(Information shown begins)

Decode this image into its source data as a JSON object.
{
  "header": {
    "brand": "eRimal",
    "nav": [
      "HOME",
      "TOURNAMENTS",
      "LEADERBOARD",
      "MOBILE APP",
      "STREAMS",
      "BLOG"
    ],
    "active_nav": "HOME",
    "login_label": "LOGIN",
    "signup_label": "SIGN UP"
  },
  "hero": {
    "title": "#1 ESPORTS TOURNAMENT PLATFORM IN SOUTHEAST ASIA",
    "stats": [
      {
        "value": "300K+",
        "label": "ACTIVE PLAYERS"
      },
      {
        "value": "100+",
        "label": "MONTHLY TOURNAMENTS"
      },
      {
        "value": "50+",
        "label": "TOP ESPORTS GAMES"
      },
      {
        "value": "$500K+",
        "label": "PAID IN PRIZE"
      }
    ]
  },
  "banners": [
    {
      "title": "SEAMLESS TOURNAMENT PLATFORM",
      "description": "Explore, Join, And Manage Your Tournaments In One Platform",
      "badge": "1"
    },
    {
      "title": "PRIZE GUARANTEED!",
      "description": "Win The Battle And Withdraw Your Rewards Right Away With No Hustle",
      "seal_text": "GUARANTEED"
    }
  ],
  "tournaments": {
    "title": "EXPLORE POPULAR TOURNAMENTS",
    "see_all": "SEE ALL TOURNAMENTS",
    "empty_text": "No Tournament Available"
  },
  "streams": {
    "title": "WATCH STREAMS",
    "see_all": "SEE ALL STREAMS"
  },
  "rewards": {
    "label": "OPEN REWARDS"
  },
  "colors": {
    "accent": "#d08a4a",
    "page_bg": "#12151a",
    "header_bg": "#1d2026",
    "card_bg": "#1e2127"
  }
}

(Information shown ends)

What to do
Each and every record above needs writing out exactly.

Final answer
Decode this image into its source data as a JSON object.
{
  "header": {
    "brand": "eRimal",
    "nav": [
      "HOME",
      "TOURNAMENTS",
      "LEADERBOARD",
      "MOBILE APP",
      "STREAMS",
      "BLOG"
    ],
    "active_nav": "HOME",
    "login_label": "LOGIN",
    "signup_label": "SIGN UP"
  },
  "hero": {
    "title": "#1 ESPORTS TOURNAMENT PLATFORM IN SOUTHEAST ASIA",
    "stats": [
      {
        "value": "300K+",
        "label": "ACTIVE PLAYERS"
      },
      {
        "value": "100+",
        "label": "MONTHLY TOURNAMENTS"
      },
      {
        "value": "50+",
        "label": "TOP ESPORTS GAMES"
      },
      {
        "value": "$500K+",
        "label": "PAID IN PRIZE"
      }
    ]
  },
  "banners": [
    {
      "title": "SEAMLESS TOURNAMENT PLATFORM",
      "description": "Explore, Join, And Manage Your Tournaments In One Platform",
      "badge": "1"
    },
    {
      "title": "PRIZE GUARANTEED!",
      "description": "Win The Battle And Withdraw Your Rewards Right Away With No Hustle",
      "seal_text": "GUARANTEED"
    }
  ],
  "tournaments": {
    "title": "EXPLORE POPULAR TOURNAMENTS",
    "see_all": "SEE ALL TOURNAMENTS",
    "empty_text": "No Tournament Available"
  },
  "streams": {
    "title": "WATCH STREAMS",
    "see_all": "SEE ALL STREAMS"
  },
  "rewards": {
    "label": "OPEN REWARDS"
  },
  "colors": {
    "accent": "#d08a4a",
    "page_bg": "#12151a",
    "header_bg": "#1d2026",
    "card_bg": "#1e2127"
  }
}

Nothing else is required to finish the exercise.